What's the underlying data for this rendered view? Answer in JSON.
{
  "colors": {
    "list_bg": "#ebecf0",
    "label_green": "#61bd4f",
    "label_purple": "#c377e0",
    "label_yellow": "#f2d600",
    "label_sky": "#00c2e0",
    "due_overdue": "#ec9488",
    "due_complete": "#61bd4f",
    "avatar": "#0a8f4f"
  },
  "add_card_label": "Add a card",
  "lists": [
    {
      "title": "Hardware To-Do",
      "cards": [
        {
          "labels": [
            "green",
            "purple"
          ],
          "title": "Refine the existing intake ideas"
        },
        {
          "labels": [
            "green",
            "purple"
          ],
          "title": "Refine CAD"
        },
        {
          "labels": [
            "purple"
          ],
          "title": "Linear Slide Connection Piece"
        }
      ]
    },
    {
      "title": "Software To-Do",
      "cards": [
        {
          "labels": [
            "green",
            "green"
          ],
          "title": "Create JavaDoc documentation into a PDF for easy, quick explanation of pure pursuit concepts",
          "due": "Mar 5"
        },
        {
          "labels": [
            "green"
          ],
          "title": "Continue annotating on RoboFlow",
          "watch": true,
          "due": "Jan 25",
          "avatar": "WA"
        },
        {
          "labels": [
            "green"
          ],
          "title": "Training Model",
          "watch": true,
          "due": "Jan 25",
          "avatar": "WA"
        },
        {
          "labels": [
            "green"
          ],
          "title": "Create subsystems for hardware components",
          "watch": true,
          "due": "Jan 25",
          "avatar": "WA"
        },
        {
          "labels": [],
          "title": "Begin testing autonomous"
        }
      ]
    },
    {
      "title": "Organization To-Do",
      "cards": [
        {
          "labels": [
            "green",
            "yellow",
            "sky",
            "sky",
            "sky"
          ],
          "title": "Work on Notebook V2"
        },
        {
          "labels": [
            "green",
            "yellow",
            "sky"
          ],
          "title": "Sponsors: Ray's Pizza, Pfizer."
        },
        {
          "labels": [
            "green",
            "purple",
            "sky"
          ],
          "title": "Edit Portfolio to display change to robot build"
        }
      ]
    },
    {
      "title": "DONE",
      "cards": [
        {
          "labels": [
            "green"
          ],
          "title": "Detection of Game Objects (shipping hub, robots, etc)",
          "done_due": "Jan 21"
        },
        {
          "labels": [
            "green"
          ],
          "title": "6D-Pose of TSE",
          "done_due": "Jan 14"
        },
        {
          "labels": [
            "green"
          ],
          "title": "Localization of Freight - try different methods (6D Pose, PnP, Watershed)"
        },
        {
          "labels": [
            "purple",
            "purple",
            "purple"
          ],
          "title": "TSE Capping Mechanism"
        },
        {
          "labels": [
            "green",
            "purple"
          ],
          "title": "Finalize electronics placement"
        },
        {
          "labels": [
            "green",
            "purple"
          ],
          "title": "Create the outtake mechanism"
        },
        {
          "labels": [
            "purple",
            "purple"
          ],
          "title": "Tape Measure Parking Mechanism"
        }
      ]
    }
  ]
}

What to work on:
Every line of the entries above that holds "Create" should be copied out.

Solution for this exercise:
          "title": "Create JavaDoc documentation into a PDF for easy, quick explanation of pure pursuit concepts",
          "title": "Create subsystems for hardware components",
          "title": "Create the outtake mechanism"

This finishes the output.